The domestic court did not have jurisdiction to determine part of a claim made by liquidators against a French company where there was no direct link between the proceedings and the insolvency legislation or the winding-up of the company with which the liquidators were concerned, and therefore the exception under Regulation 44/2001 art.1.2(b) did not apply.

Facts

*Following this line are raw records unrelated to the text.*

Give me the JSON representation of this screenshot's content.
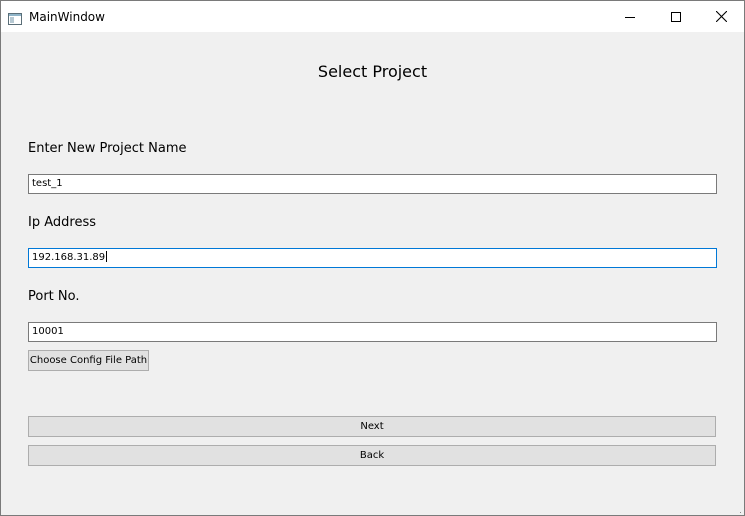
{
  "window": {
    "title": "MainWindow",
    "icons": {
      "app": "app-window-icon",
      "minimize": "minimize-icon",
      "maximize": "maximize-icon",
      "close": "close-icon"
    }
  },
  "page": {
    "title": "Select Project"
  },
  "form": {
    "project_name": {
      "label": "Enter New Project Name",
      "value": "test_1"
    },
    "ip_address": {
      "label": "Ip Address",
      "value": "192.168.31.89"
    },
    "port": {
      "label": "Port No.",
      "value": "10001"
    }
  },
  "buttons": {
    "config_path": "Choose Config File Path",
    "next": "Next",
    "back": "Back"
  },
  "colors": {
    "background": "#f0f0f0",
    "focus_border": "#0078d7",
    "button_face": "#e1e1e1"
  }
}
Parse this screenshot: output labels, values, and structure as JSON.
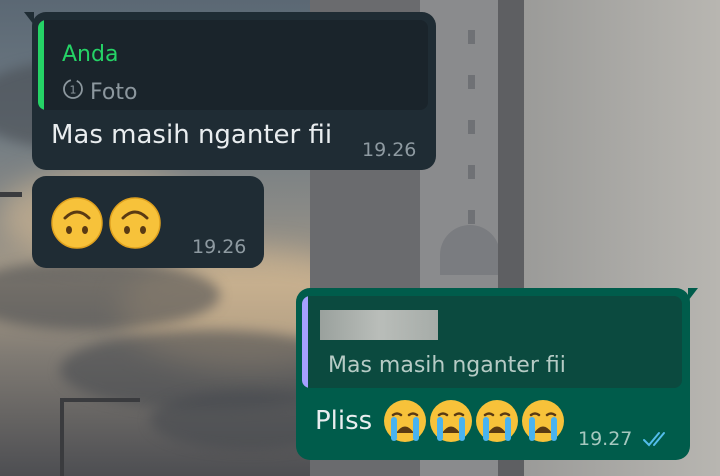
{
  "messages": {
    "incoming_1": {
      "reply_author": "Anda",
      "reply_media_icon": "view-once-icon",
      "reply_label": "Foto",
      "text": "Mas masih nganter fii",
      "time": "19.26"
    },
    "incoming_2": {
      "emoji_icons": [
        "upside-down-face-icon",
        "upside-down-face-icon"
      ],
      "time": "19.26"
    },
    "outgoing_1": {
      "reply_author_redacted": true,
      "reply_text": "Mas masih nganter fii",
      "text": "Pliss",
      "emoji_icons": [
        "crying-face-icon",
        "crying-face-icon",
        "crying-face-icon",
        "crying-face-icon"
      ],
      "time": "19.27",
      "status_icon": "double-check-read-icon"
    }
  },
  "colors": {
    "incoming_bubble": "#1f2c34",
    "outgoing_bubble": "#005c4b",
    "reply_author_green": "#25d366",
    "read_ticks": "#53bdeb"
  }
}
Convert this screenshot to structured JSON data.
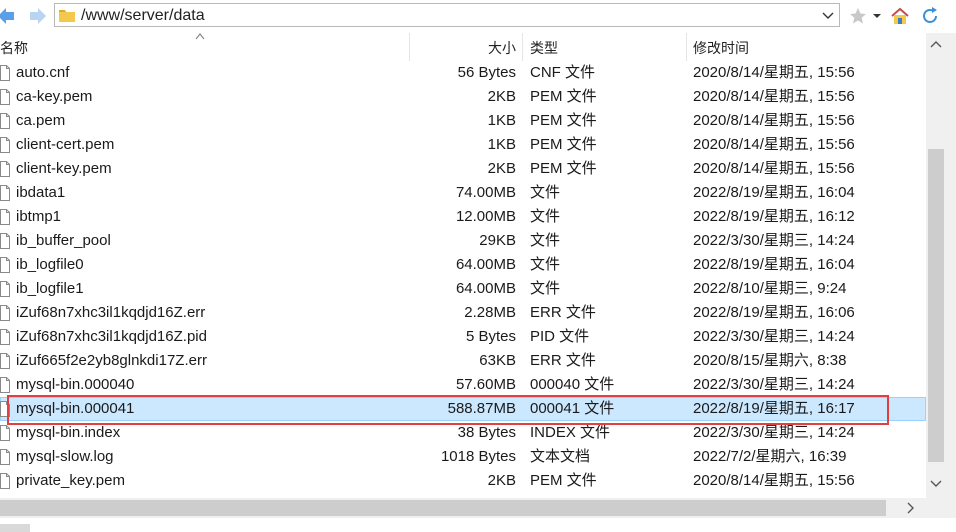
{
  "toolbar": {
    "back_icon": "back-arrow-icon",
    "forward_icon": "forward-arrow-icon",
    "address": "/www/server/data",
    "favorite_icon": "star-icon",
    "home_icon": "home-icon",
    "refresh_icon": "refresh-icon"
  },
  "columns": {
    "name": "名称",
    "size": "大小",
    "type": "类型",
    "modified": "修改时间"
  },
  "files": [
    {
      "name": "auto.cnf",
      "size": "56 Bytes",
      "type": "CNF 文件",
      "modified": "2020/8/14/星期五, 15:56"
    },
    {
      "name": "ca-key.pem",
      "size": "2KB",
      "type": "PEM 文件",
      "modified": "2020/8/14/星期五, 15:56"
    },
    {
      "name": "ca.pem",
      "size": "1KB",
      "type": "PEM 文件",
      "modified": "2020/8/14/星期五, 15:56"
    },
    {
      "name": "client-cert.pem",
      "size": "1KB",
      "type": "PEM 文件",
      "modified": "2020/8/14/星期五, 15:56"
    },
    {
      "name": "client-key.pem",
      "size": "2KB",
      "type": "PEM 文件",
      "modified": "2020/8/14/星期五, 15:56"
    },
    {
      "name": "ibdata1",
      "size": "74.00MB",
      "type": "文件",
      "modified": "2022/8/19/星期五, 16:04"
    },
    {
      "name": "ibtmp1",
      "size": "12.00MB",
      "type": "文件",
      "modified": "2022/8/19/星期五, 16:12"
    },
    {
      "name": "ib_buffer_pool",
      "size": "29KB",
      "type": "文件",
      "modified": "2022/3/30/星期三, 14:24"
    },
    {
      "name": "ib_logfile0",
      "size": "64.00MB",
      "type": "文件",
      "modified": "2022/8/19/星期五, 16:04"
    },
    {
      "name": "ib_logfile1",
      "size": "64.00MB",
      "type": "文件",
      "modified": "2022/8/10/星期三, 9:24"
    },
    {
      "name": "iZuf68n7xhc3il1kqdjd16Z.err",
      "size": "2.28MB",
      "type": "ERR 文件",
      "modified": "2022/8/19/星期五, 16:06"
    },
    {
      "name": "iZuf68n7xhc3il1kqdjd16Z.pid",
      "size": "5 Bytes",
      "type": "PID 文件",
      "modified": "2022/3/30/星期三, 14:24"
    },
    {
      "name": "iZuf665f2e2yb8glnkdi17Z.err",
      "size": "63KB",
      "type": "ERR 文件",
      "modified": "2020/8/15/星期六, 8:38"
    },
    {
      "name": "mysql-bin.000040",
      "size": "57.60MB",
      "type": "000040 文件",
      "modified": "2022/3/30/星期三, 14:24"
    },
    {
      "name": "mysql-bin.000041",
      "size": "588.87MB",
      "type": "000041 文件",
      "modified": "2022/8/19/星期五, 16:17",
      "selected": true
    },
    {
      "name": "mysql-bin.index",
      "size": "38 Bytes",
      "type": "INDEX 文件",
      "modified": "2022/3/30/星期三, 14:24"
    },
    {
      "name": "mysql-slow.log",
      "size": "1018 Bytes",
      "type": "文本文档",
      "modified": "2022/7/2/星期六, 16:39"
    },
    {
      "name": "private_key.pem",
      "size": "2KB",
      "type": "PEM 文件",
      "modified": "2020/8/14/星期五, 15:56"
    }
  ],
  "colors": {
    "selection_bg": "#cce8ff",
    "highlight_border": "#e04040"
  }
}
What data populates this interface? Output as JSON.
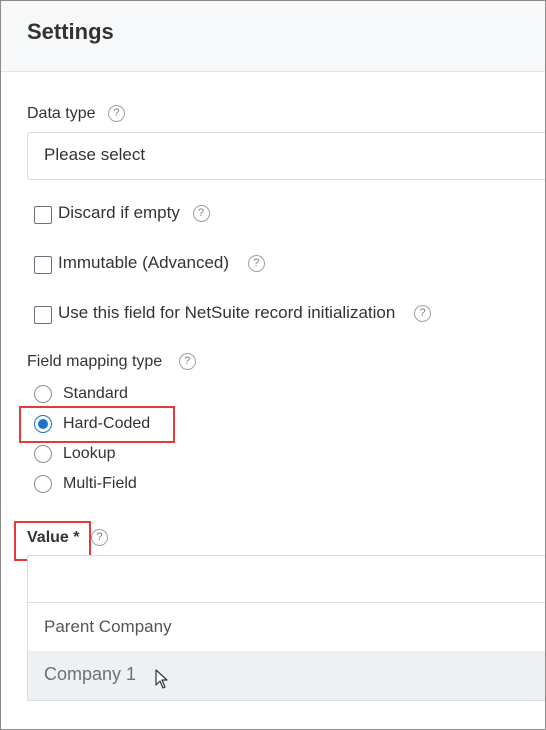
{
  "header": {
    "title": "Settings"
  },
  "data_type": {
    "label": "Data type",
    "placeholder": "Please select"
  },
  "checkboxes": [
    {
      "label": "Discard if empty",
      "checked": false
    },
    {
      "label": "Immutable (Advanced)",
      "checked": false
    },
    {
      "label": "Use this field for NetSuite record initialization",
      "checked": false
    }
  ],
  "field_mapping": {
    "label": "Field mapping type",
    "options": [
      {
        "label": "Standard",
        "selected": false
      },
      {
        "label": "Hard-Coded",
        "selected": true
      },
      {
        "label": "Lookup",
        "selected": false
      },
      {
        "label": "Multi-Field",
        "selected": false
      }
    ]
  },
  "value": {
    "label": "Value *",
    "input_value": "",
    "dropdown": [
      {
        "label": "Parent Company",
        "highlighted": false
      },
      {
        "label": "Company 1",
        "highlighted": true
      }
    ]
  },
  "icons": {
    "help": "?"
  },
  "colors": {
    "accent": "#1a73c8",
    "highlight_border": "#e03a3a",
    "header_bg": "#f7f8f9"
  }
}
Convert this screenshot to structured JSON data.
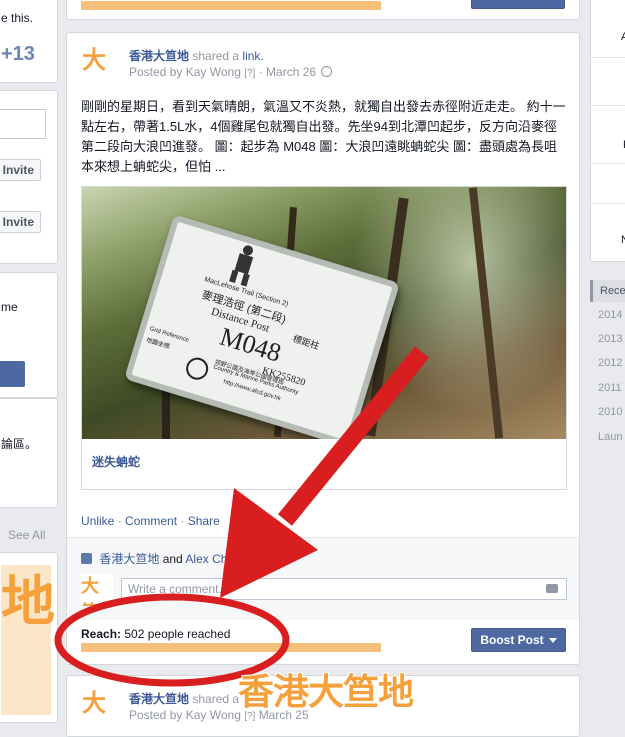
{
  "left_column": {
    "partial_text_top": "e this.",
    "plus_count": "+13",
    "invite_label_1": "Invite",
    "invite_label_2": "Invite",
    "partial_text_me": "me",
    "partial_text_forum": "論區。",
    "see_all": "See All"
  },
  "post": {
    "page_name": "香港大笪地",
    "action_text": "shared a",
    "action_link": "link.",
    "posted_by_prefix": "Posted by",
    "author": "Kay Wong",
    "author_marker": "[?]",
    "separator": "·",
    "date": "March 26",
    "body": "剛剛的星期日，看到天氣晴朗，氣溫又不炎熱，就獨自出發去赤徑附近走走。 約十一點左右，帶著1.5L水，4個雞尾包就獨自出發。先坐94到北潭凹起步，反方向沿麥徑第二段向大浪凹進發。 圖：起步為 M048 圖：大浪凹遠眺蚺蛇尖 圖：盡頭處為長咀本來想上蚺蛇尖，但怕 ...",
    "link_title": "迷失蚺蛇",
    "photo_sign": {
      "trail_en": "MacLehose Trail (Section 2)",
      "trail_zh": "麥理浩徑 (第二段)",
      "post_label_en": "Distance Post",
      "post_label_zh": "標距柱",
      "post_code": "M048",
      "grid_ref_code": "KK255820",
      "grid_ref_en": "Grid Reference",
      "grid_ref_zh": "地圖坐標",
      "dept_en": "Country & Marine Parks Authority",
      "dept_zh": "郊野公園及海岸公園管理局",
      "url": "http://www.afcd.gov.hk"
    },
    "actions": {
      "unlike": "Unlike",
      "comment": "Comment",
      "share": "Share",
      "dot": "·"
    },
    "likes": {
      "name1": "香港大笪地",
      "and": "and",
      "name2": "Alex Chang"
    },
    "comment_placeholder": "Write a comment...",
    "reach_label": "Reach:",
    "reach_text": "502 people reached",
    "boost_label": "Boost Post"
  },
  "next_post": {
    "page_name": "香港大笪地",
    "action_text": "shared a",
    "posted_by_prefix": "Posted by",
    "author": "Kay Wong",
    "author_marker": "[?]",
    "date": "March 25"
  },
  "right_column": {
    "partial_a": "A",
    "partial_f": "F",
    "partial_n": "N",
    "recent_header": "Rece",
    "years": [
      "2014",
      "2013",
      "2012",
      "2011",
      "2010",
      "Laun"
    ]
  },
  "annotation": {
    "watermark": "香港大笪地",
    "arrow_color": "#d81e1e",
    "oval_color": "#d81e1e"
  },
  "colors": {
    "link": "#3b5998",
    "reach_bar": "#f6c07a",
    "button_blue": "#4e69a2",
    "logo_orange": "#f5a03a"
  }
}
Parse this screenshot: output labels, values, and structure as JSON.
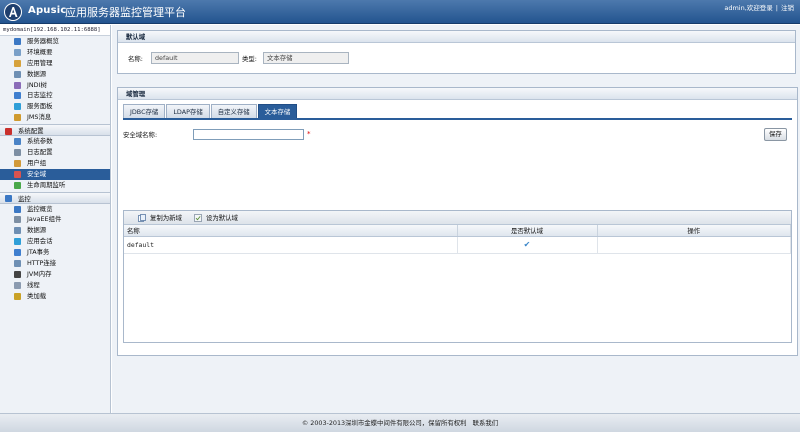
{
  "header": {
    "brand": "Apusic",
    "title": "应用服务器监控管理平台",
    "user_text": "admin,欢迎登录",
    "separator": "|",
    "logout": "注销"
  },
  "sidebar": {
    "domain": "mydomain[192.168.102.11:6888]",
    "group1": [
      {
        "label": "服务器概览",
        "icon": "server-icon",
        "color": "#3b78c4"
      },
      {
        "label": "环境概要",
        "icon": "environment-icon",
        "color": "#7aa0c8"
      },
      {
        "label": "应用管理",
        "icon": "application-icon",
        "color": "#d6a23c"
      },
      {
        "label": "数据源",
        "icon": "datasource-icon",
        "color": "#6e8fb3"
      },
      {
        "label": "JNDI树",
        "icon": "jndi-tree-icon",
        "color": "#8a6cb8"
      },
      {
        "label": "日志监控",
        "icon": "log-monitor-icon",
        "color": "#3f7fcf"
      },
      {
        "label": "服务面板",
        "icon": "service-panel-icon",
        "color": "#2f9fd8"
      },
      {
        "label": "JMS消息",
        "icon": "jms-message-icon",
        "color": "#cf9a2e"
      }
    ],
    "section_config": {
      "label": "系统配置",
      "icon": "system-config-icon",
      "color": "#c9302c"
    },
    "group2": [
      {
        "label": "系统参数",
        "icon": "system-params-icon",
        "color": "#4a83c6"
      },
      {
        "label": "日志配置",
        "icon": "log-config-icon",
        "color": "#7d8fa3"
      },
      {
        "label": "用户组",
        "icon": "user-group-icon",
        "color": "#d29a3a"
      },
      {
        "label": "安全域",
        "icon": "security-domain-icon",
        "color": "#d9534f"
      },
      {
        "label": "生命周期监听",
        "icon": "lifecycle-listener-icon",
        "color": "#49a84a"
      }
    ],
    "section_monitor": {
      "label": "监控",
      "icon": "monitor-icon",
      "color": "#3b78c4"
    },
    "group3": [
      {
        "label": "监控概览",
        "icon": "monitor-overview-icon",
        "color": "#3b78c4"
      },
      {
        "label": "JavaEE组件",
        "icon": "javaee-component-icon",
        "color": "#7d8fa3"
      },
      {
        "label": "数据源",
        "icon": "datasource-monitor-icon",
        "color": "#6e8fb3"
      },
      {
        "label": "应用会话",
        "icon": "app-session-icon",
        "color": "#2f9fd8"
      },
      {
        "label": "JTA事务",
        "icon": "jta-transaction-icon",
        "color": "#3f7fcf"
      },
      {
        "label": "HTTP连接",
        "icon": "http-connection-icon",
        "color": "#6e8fb3"
      },
      {
        "label": "JVM内存",
        "icon": "jvm-memory-icon",
        "color": "#444444"
      },
      {
        "label": "线程",
        "icon": "thread-icon",
        "color": "#8b9bb0"
      },
      {
        "label": "类加载",
        "icon": "class-loader-icon",
        "color": "#c9a227"
      }
    ],
    "active_item": "安全域"
  },
  "default_domain": {
    "title": "默认域",
    "name_label": "名称:",
    "name_value": "default",
    "type_label": "类型:",
    "type_value": "文本存储"
  },
  "domain_mgmt": {
    "title": "域管理",
    "tabs": [
      "JDBC存储",
      "LDAP存储",
      "自定义存储",
      "文本存储"
    ],
    "active_tab": "文本存储",
    "security_name_label": "安全域名称:",
    "security_name_value": "",
    "required_mark": "*",
    "save_label": "保存",
    "toolbar": {
      "copy_label": "复制为新域",
      "set_default_label": "设为默认域"
    },
    "columns": [
      "名称",
      "是否默认域",
      "操作"
    ],
    "rows": [
      {
        "name": "default",
        "is_default": "✔",
        "action": ""
      }
    ]
  },
  "footer": {
    "text": "© 2003-2013深圳市金蝶中间件有限公司，保留所有权利",
    "contact": "联系我们"
  },
  "colors": {
    "header_bg": "#2d5f98",
    "active_bg": "#2a5d9a",
    "panel_border": "#a9b8cb",
    "required": "#dd0000",
    "check": "#3a86c9"
  }
}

The applicant French company (F) applied for a declaration that the English courts had no jurisdiction over it, or an order declining jurisdiction and an order setting aside the purported service of an application made by the respondent joint liquidators (L) concerning ownership of a yacht. The yacht, which was moored in France, had been acquired using money emanating from an English company (M) which, due to links to a company found to have committed fraud, was later wound up. L were appointed pursuant to orders granted in England. F had invested in M's largest creditor and had also suffered losses and so it subsequently issued proceedings in France for compensation. F obtained an order for the arrest of the yacht and L subsequently applied to lift that order. L applied to the English courts for a declaration that M was the sole beneficial owner of the yacht and that F was precluded by the Insolvency Act 1986 s.130(2) and Regulation 1346/2000 from commencing or continuing proceedings against it and, alternatively, they claimed that under s.238 and s.423 of the Act, if the yacht was not beneficially owned by M, the payments by M to or for its purchase were transactions at an undervalue and the yacht should be transferred to M. F submitted that Regulation 44/2001 applied and that under art.2 of that Regulation the proceedings had to be brought in France. F argued that, alternatively, the French commercial court was first seised of the issue of ownership of the yacht when L applied to lift the arrest so, under art.27, the instant court had to decline jurisdiction. F further argued that the Insolvency Regulation did not apply, as M fell within the exclusion under art.1(2) of that Regulation of "investment undertakings which provided services involving the holding of funds or securities for third parties", as it was an investment firm and there were indications that it might have traded for its owner and controller. L contended that the Judgments Regulation did not apply, as the proceedings were excluded under art.1(2)(b) of the Insolvency Regulation as "relating to the winding-up of insolvent companies".

Held

(1) The cause of action under s.238 of the Act fell within the exception under art.1(2)(b). It was not available to M before winding-up, but could only be pursued by a liquidator or other comparable office-holder. The cause of action was purely statutory in that conditions for liability were laid down in the relevant provisions of the Act. That Act dealt generally with insolvency, whether personal or corporate. Further, the products of success enured for the benefit of M's creditors, not M itself. The s.238 and s.423 claims could not arise unless and until the ownership claim had been determined in F's favour. If they did arise, neither of them could confer any beneficial interest in the yacht before judgment on those claims and the grant of relief to L in the form they sought. The principal claim was the declaration as to beneficial ownership. Therefore it was necessary to consider whether that claim was within the exception, Hayward (Deceased), Re (1997) Ch 45 Ch D considered. The claim was made by L but arose under the general law and, if well made, had accrued to M before it was wound up. The link with the Act or the winding-up of M was neither direct nor close, Re Hayward, Ashurst v Pollard (2001) Ch 595 CA (Civ Div) and German Graphics Graphische Maschinen GmbH v Alice van der Schee c-298/08 considered. The exception in art.1(2)(b) did not apply so as to exclude the application of the Judgments Regulation as a whole. F was domiciled in France and was therefore entitled to be sued there in accordance with art.2. (2) The exception in art.1(2) of the Insolvency Regulation did not relate to investment undertakings generally or to those providing any services to third parties but only to those investment undertakings which provided services to third parties of the relevant description, namely "services involving the holding of funds or securities for third parties". That Regulation applied to the proceedings opened by the previous orders appointing L and winding-up M. Depending on the decision of the French court on the issue of beneficial ownership, the claims made by L against F in relation to s.130(2), s.238 and s.423 might have been properly brought in the jurisdiction under those provisions of the Act. (3) The court had no jurisdiction to hear or determine the beneficial ownership claim. The claims under s.130(2), s.238 and s.423 were to be stayed until that issue had been disposed of by compromise or abandonment.

Declaration granted

Chancery Division
Chancellor of the High Court
Judgment date
1 February 2010
References

​LTL 2/2/2010